In the intricate tapestry of life, unexpected turns often lead to remarkable stories of resilience and reinvention.
Grace Wairimu Weirich’s journey is one such tale that unfolded when she ventured from Kenya to the United States four years ago.
Little did she know that this exploration would not only reshape her career but also open doors to newfound opportunities and love.
Grace had dedicated over 25 years to academia, serving as a lecturer at esteemed institutions like Mount Kenya University, Jomo Kenyatta University of Agriculture and Technology (JKUAT), and Kenyatta Universities.
Despite her extensive experience, the financial stability of a lecturer’s life in Kenya proved uncertain, especially in the wake of the COVID-19 pandemic. Project and part-time teaching opportunities, crucial for financial stability, became scarce.
“I had just secured a permanent teaching position in 2018 after teaching since 2006 when I completed my Master’s degree in Information Systems,” Grace recounts. “But being a lecturer, reliant on projects and part-time teaching, was not financially fulfilling.”
Returning to Kenya, Grace faced the decision of whether to continue in the familiar but financially challenging academic path or explore new horizons. By December 2020, she found herself back in the US, envisioning a one or two-year stay to assess her next steps.
Fortune smiled upon her when she encountered a remarkable man, and their connection blossomed into love. This newfound relationship became a pivotal factor in Grace’s decision to make the US her home.
However, with her background in academia, Grace had to navigate a different career landscape in the US. Despite lacking the formal qualifications for a teaching role, she discovered a niche in caregiving—a field where hundreds of Kenyans were already making a difference in assisting the sick and elderly.

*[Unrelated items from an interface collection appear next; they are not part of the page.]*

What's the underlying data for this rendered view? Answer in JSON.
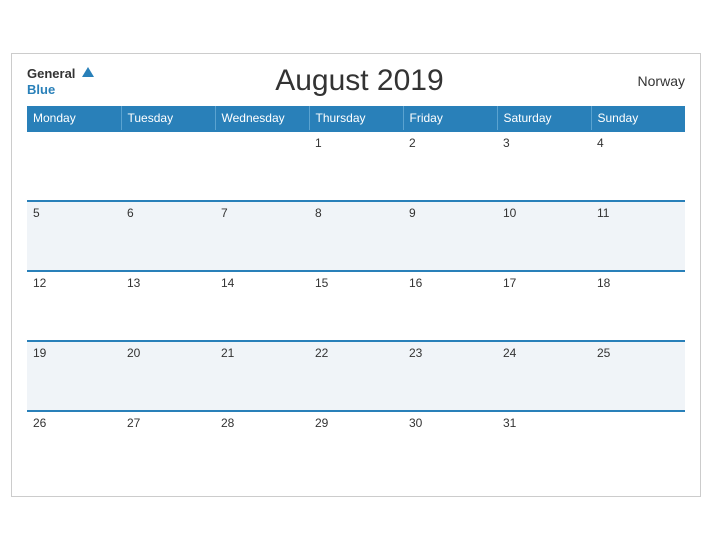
{
  "header": {
    "logo_general": "General",
    "logo_blue": "Blue",
    "title": "August 2019",
    "country": "Norway"
  },
  "weekdays": [
    "Monday",
    "Tuesday",
    "Wednesday",
    "Thursday",
    "Friday",
    "Saturday",
    "Sunday"
  ],
  "weeks": [
    [
      null,
      null,
      null,
      1,
      2,
      3,
      4
    ],
    [
      5,
      6,
      7,
      8,
      9,
      10,
      11
    ],
    [
      12,
      13,
      14,
      15,
      16,
      17,
      18
    ],
    [
      19,
      20,
      21,
      22,
      23,
      24,
      25
    ],
    [
      26,
      27,
      28,
      29,
      30,
      31,
      null
    ]
  ]
}
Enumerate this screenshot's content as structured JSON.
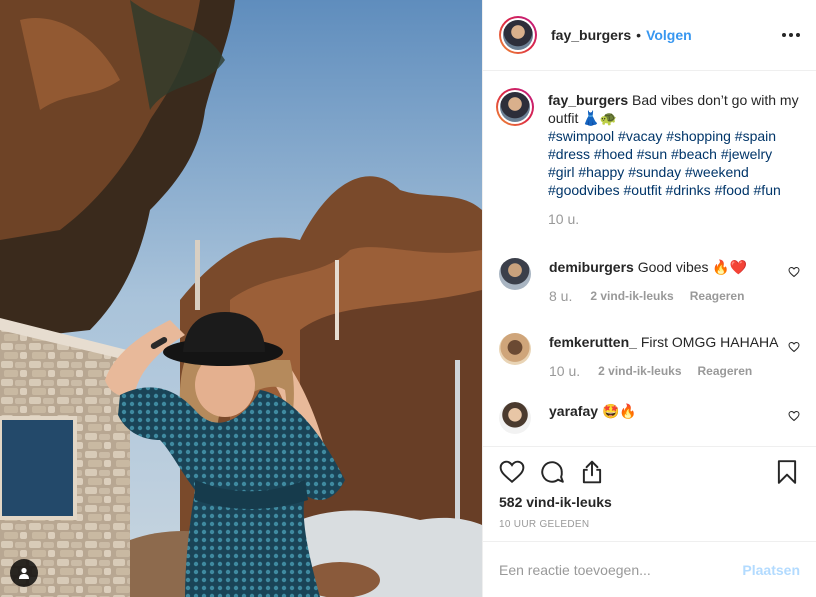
{
  "header": {
    "username": "fay_burgers",
    "separator": "•",
    "follow_label": "Volgen",
    "more_icon": "more-horizontal-icon"
  },
  "caption": {
    "username": "fay_burgers",
    "text": "Bad vibes don’t go with my outfit 👗🐢",
    "hashtags": [
      "#swimpool",
      "#vacay",
      "#shopping",
      "#spain",
      "#dress",
      "#hoed",
      "#sun",
      "#beach",
      "#jewelry",
      "#girl",
      "#happy",
      "#sunday",
      "#weekend",
      "#goodvibes",
      "#outfit",
      "#drinks",
      "#food",
      "#fun"
    ],
    "time": "10 u."
  },
  "comments": [
    {
      "username": "demiburgers",
      "text": "Good vibes 🔥❤️",
      "time": "8 u.",
      "likes": "2 vind-ik-leuks",
      "reply": "Reageren"
    },
    {
      "username": "femkerutten_",
      "text": "First OMGG HAHAHA",
      "time": "10 u.",
      "likes": "2 vind-ik-leuks",
      "reply": "Reageren"
    },
    {
      "username": "yarafay",
      "text": "🤩🔥"
    }
  ],
  "actions": {
    "like_count": "582 vind-ik-leuks",
    "posted": "10 UUR GELEDEN",
    "icons": [
      "heart-icon",
      "comment-icon",
      "share-icon",
      "bookmark-icon"
    ]
  },
  "add_comment": {
    "placeholder": "Een reactie toevoegen...",
    "post_label": "Plaatsen"
  },
  "colors": {
    "link_blue": "#3897f0",
    "hashtag": "#003569",
    "muted": "#999999",
    "post_disabled": "#b3dbff"
  }
}
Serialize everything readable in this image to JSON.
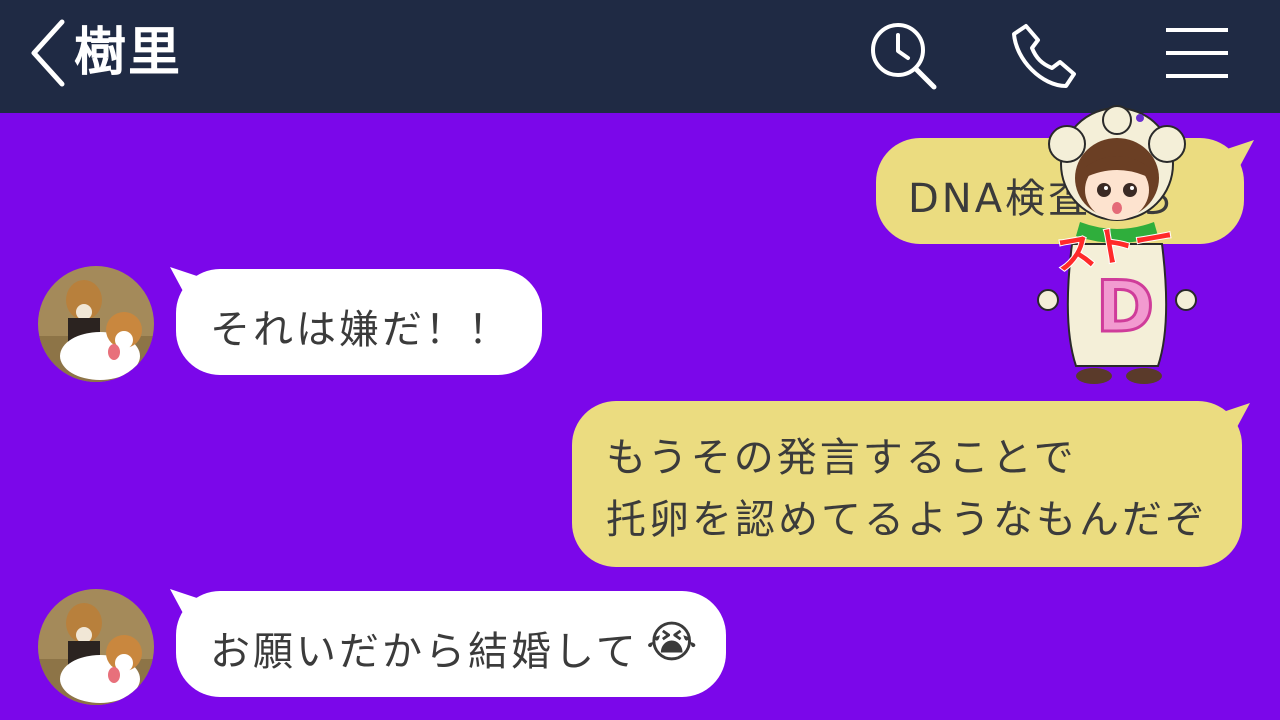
{
  "header": {
    "title": "樹里",
    "back_icon": "chevron-left-icon",
    "search_icon": "clock-search-icon",
    "call_icon": "phone-icon",
    "menu_icon": "hamburger-menu-icon",
    "bg_color": "#1f2a44"
  },
  "chat": {
    "bg_color": "#7b07ea",
    "incoming_bubble_color": "#ffffff",
    "outgoing_bubble_color": "#ebdc80",
    "messages": [
      {
        "side": "out",
        "text": "DNA検査しろ"
      },
      {
        "side": "in",
        "text": "それは嫌だ！！"
      },
      {
        "side": "out",
        "line1": "もうその発言することで",
        "line2": "托卵を認めてるようなもんだぞ"
      },
      {
        "side": "in",
        "text": "お願いだから結婚して",
        "emoji": "😭"
      }
    ]
  },
  "overlay": {
    "label": "ストー",
    "letter": "D"
  }
}
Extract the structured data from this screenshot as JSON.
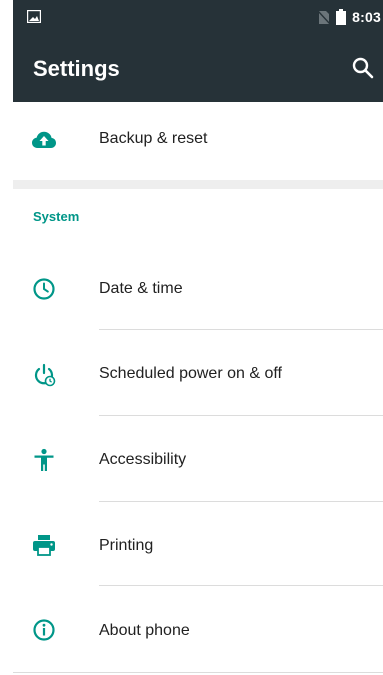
{
  "status_bar": {
    "time": "8:03",
    "icons": [
      "image-notification-icon",
      "no-sim-icon",
      "battery-icon"
    ]
  },
  "app_bar": {
    "title": "Settings",
    "search_icon": "search-icon"
  },
  "accent_color": "#009688",
  "items_top": [
    {
      "label": "Backup & reset",
      "icon": "cloud-upload-icon"
    }
  ],
  "section": {
    "title": "System"
  },
  "items_system": [
    {
      "label": "Date & time",
      "icon": "clock-icon"
    },
    {
      "label": "Scheduled power on & off",
      "icon": "power-schedule-icon"
    },
    {
      "label": "Accessibility",
      "icon": "accessibility-icon"
    },
    {
      "label": "Printing",
      "icon": "printer-icon"
    },
    {
      "label": "About phone",
      "icon": "info-icon"
    }
  ]
}
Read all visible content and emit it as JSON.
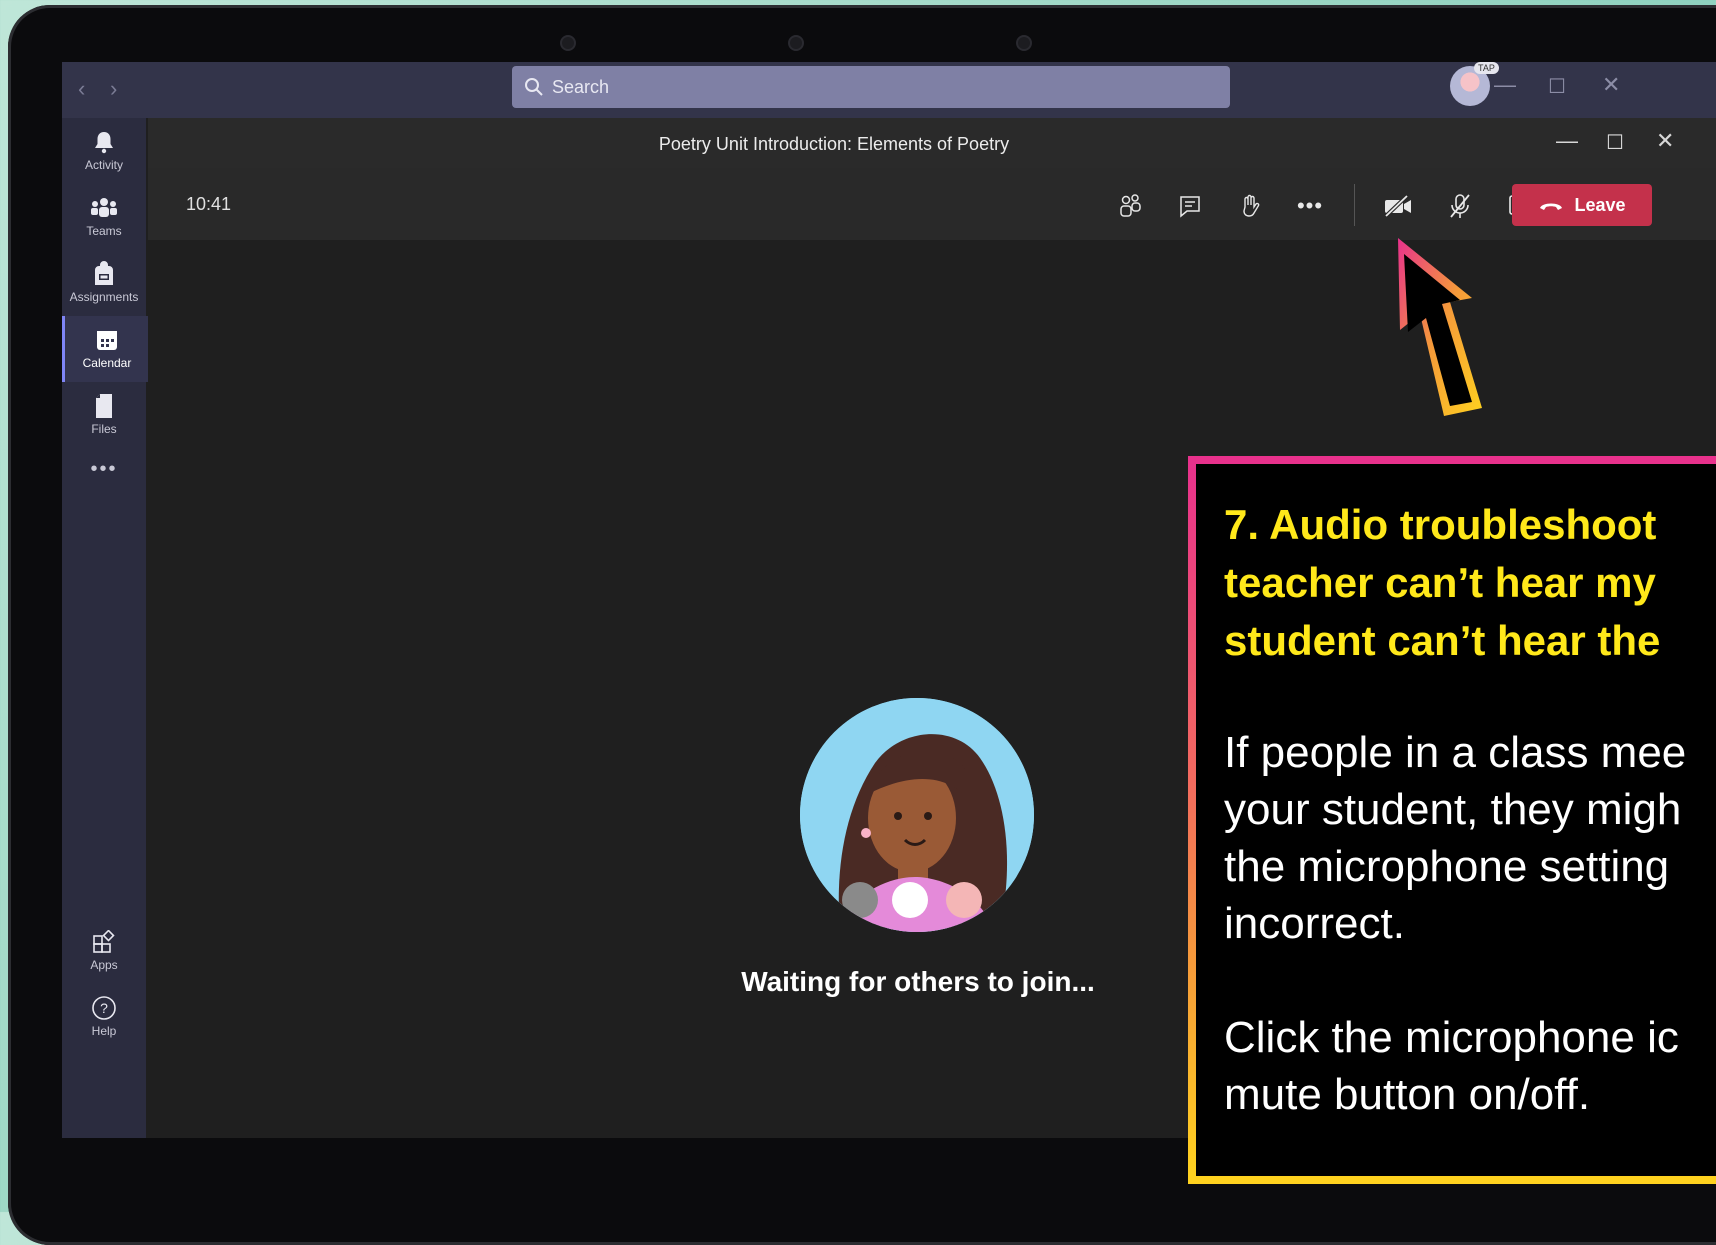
{
  "window": {
    "search_placeholder": "Search",
    "avatar_badge": "TAP"
  },
  "rail": {
    "items": [
      {
        "label": "Activity",
        "icon": "bell-icon"
      },
      {
        "label": "Teams",
        "icon": "teams-icon"
      },
      {
        "label": "Assignments",
        "icon": "backpack-icon"
      },
      {
        "label": "Calendar",
        "icon": "calendar-icon",
        "active": true
      },
      {
        "label": "Files",
        "icon": "file-icon"
      },
      {
        "label": "Apps",
        "icon": "apps-icon"
      },
      {
        "label": "Help",
        "icon": "help-icon"
      }
    ],
    "more": "•••"
  },
  "meeting": {
    "title": "Poetry Unit Introduction: Elements of Poetry",
    "time": "10:41",
    "leave_label": "Leave",
    "waiting_text": "Waiting for others to join..."
  },
  "callout": {
    "heading": "7. Audio troubleshoot\nteacher can’t hear my\nstudent can’t hear the",
    "body": "If people in a class mee\nyour student, they migh\nthe microphone setting\nincorrect.\n\nClick the microphone ic\nmute button on/off."
  },
  "colors": {
    "leave_button": "#c4314b",
    "callout_heading": "#ffe81a",
    "accent": "#7f85f5"
  }
}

Undeterred by the shift, Grace embarked on a 75-hour caregiving course, learning the essentials of tending to the needs of the sick and elderly. Starting as a volunteer, she undertook diverse tasks from cleaning homes to providing personal care, humbling experiences that laid the foundation for her journey in caregiving.
The depth of compassion required in this profession became evident to Grace as she cared for individuals in various stages of life— the sick, elderly, recovering, and those in their final days. Despite the emotional toll, she found the work deeply rewarding.
To enhance her skills and opportunities, Grace pursued a Certified Nursing Assistant Course. This commitment to personal and professional growth bore fruit, and she secured higher-paying positions in hospitals and nursing homes. While the tasks remained similar—feeding, changing diapers, and offering emotional support—the structured environment and better pay brought a sense of stability and fulfillment.
“The remuneration is generous. You are paid from $15 (Ksh 2,284) per hour onwards,” Grace notes, emphasizing the financial security she found in her newfound career compared to her life as a lecturer in Kenya.